As many of you already know, those kinds of projects can be hellish, soul-sucking, doubt-inducing affairs. But if you’re the type of sicko who likes holing up in a tiny, closed office with reporters of questionable hygiene to build databases from scratch by hand-entering thousands of pages of documents to take on powerful people and institutions that wish you were dead, all for the glorious reward of having readers pick up the paper and glance at your potential prize-winning epic as they flip their way to the Jumble… well, if that sounds like journalism Heaven, then you’re our kind of sicko.

For those unaware of Florida’s reputation, it’s arguably the best news state in the country and not just because of the great public records laws. We have all kinds of corruption, violence and scumbaggery. The 9/11 terrorists trained here. Bush read My Pet Goat here. Our elections are colossal clusterfucks. Our new governor once ran a health care company that got hit with a record fine because of rampant Medicare fraud. We have hurricanes, wildfires, tar balls, bedbugs, diseased citrus trees and an entire town overrun by giant roaches (only one of those things is made up). And we have Disney World and beaches, so bring the whole family.

Send questions, or a resume/cover letter/links to clips to my email address below. If you already have your dream job, please pass this along to someone whose skills you covet. Thanks.

Matthew Doig

Sarasota Herald-Tribune
1741 Main St.
Sarasota FL, 34236
(941) 361-4903
matthew.doig@heraldtribune.com

We're Number 188!

File under: at least you’re not a roustabout.

In its annual rankings of the 200 best and worst jobs in the US, CareerCast slots newspaper reporter in at 188.

Photojournalist comes in at 185.

Software Engineer claims the top spot.

Quick hit list via the WSJ. Detailed list via CareerCast.

…I’m afraid we can no longer afford someone of your caliber…

…I’m afraid we can no longer afford someone of your caliber…

We journalists are naturally a skeptical group. As someone who would like to see newspaper-style journalism on a digital platform, I am rooting for concept behind The Daily.
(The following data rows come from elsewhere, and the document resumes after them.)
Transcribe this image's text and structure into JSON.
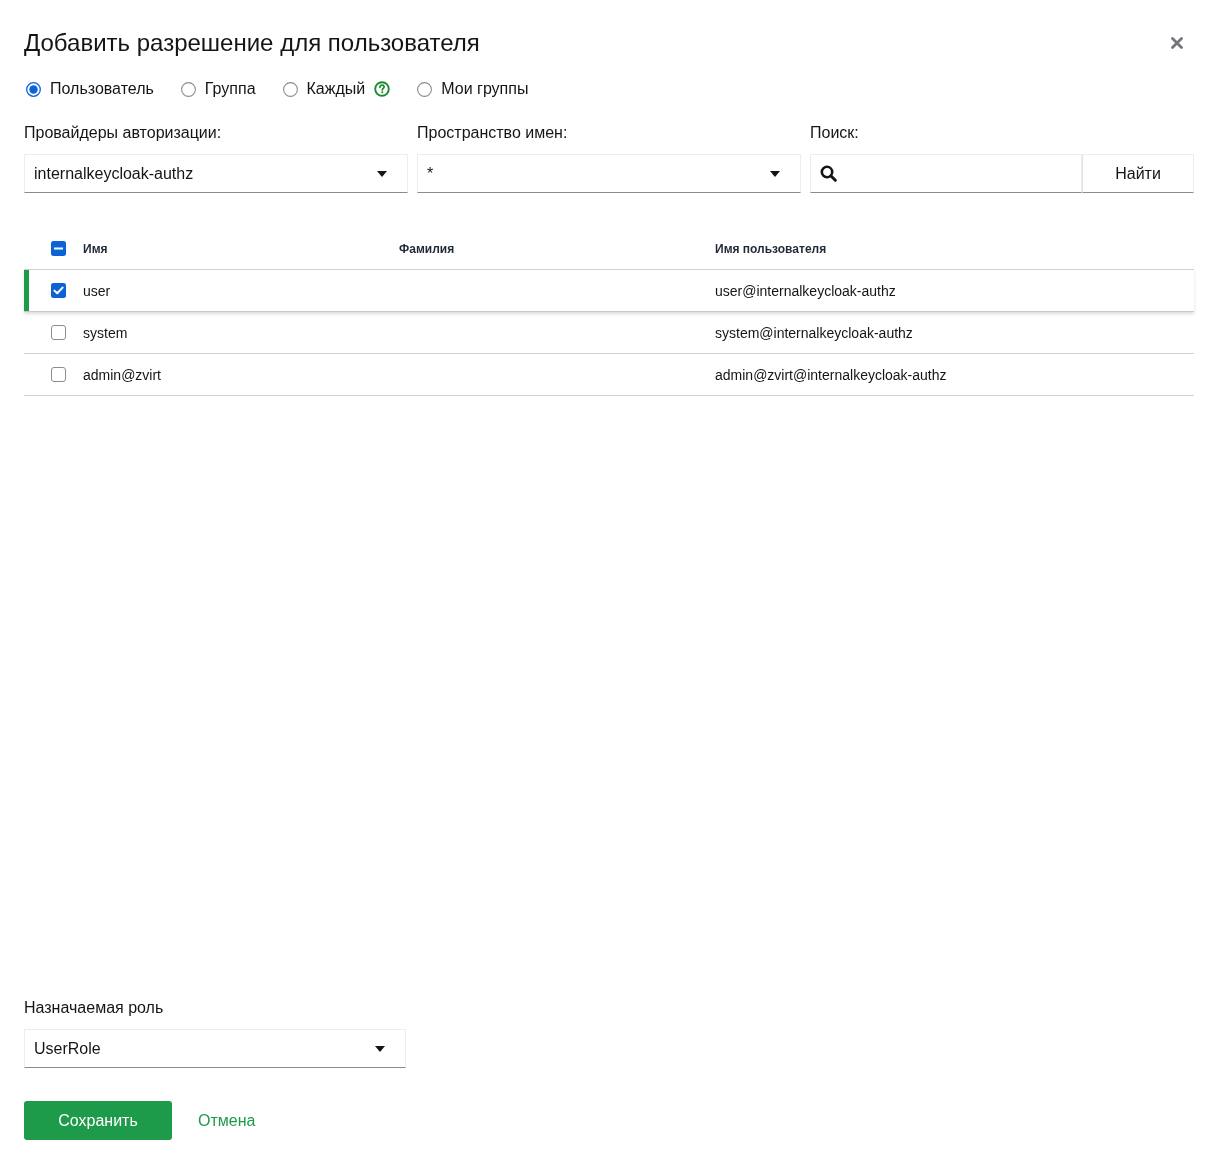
{
  "dialog": {
    "title": "Добавить разрешение для пользователя"
  },
  "principal_types": [
    {
      "label": "Пользователь",
      "selected": true,
      "help": false
    },
    {
      "label": "Группа",
      "selected": false,
      "help": false
    },
    {
      "label": "Каждый",
      "selected": false,
      "help": true
    },
    {
      "label": "Мои группы",
      "selected": false,
      "help": false
    }
  ],
  "filters": [
    {
      "kind": "select",
      "label": "Провайдеры авторизации:",
      "value": "internalkeycloak-authz"
    },
    {
      "kind": "select",
      "label": "Пространство имен:",
      "value": "*"
    },
    {
      "kind": "search",
      "label": "Поиск:",
      "button": "Найти"
    }
  ],
  "table": {
    "select_all": {
      "checked": false,
      "indeterminate": true
    },
    "columns": [
      "Имя",
      "Фамилия",
      "Имя пользователя"
    ],
    "rows": [
      {
        "first_name": "user",
        "user_name": "user@internalkeycloak-authz",
        "selected": true
      },
      {
        "first_name": "system",
        "user_name": "system@internalkeycloak-authz",
        "selected": false
      },
      {
        "first_name": "admin@zvirt",
        "user_name": "admin@zvirt@internalkeycloak-authz",
        "selected": false
      }
    ]
  },
  "role": {
    "label": "Назначаемая роль",
    "value": "UserRole"
  },
  "buttons": [
    {
      "label": "Сохранить",
      "kind": "primary"
    },
    {
      "label": "Отмена",
      "kind": "link"
    }
  ]
}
But, based on what we know right now, I’d have to say that it doesn’t look good for The Daily - even if it does receive a glowing endorsement (or engineering help) from Steve “Midas Touch” Jobs.

Sam Diaz, ZDNet.

See also: Background via the Guardian, business model criticism via BeeHiveCity, and digital criticism via Scott Rosenberg.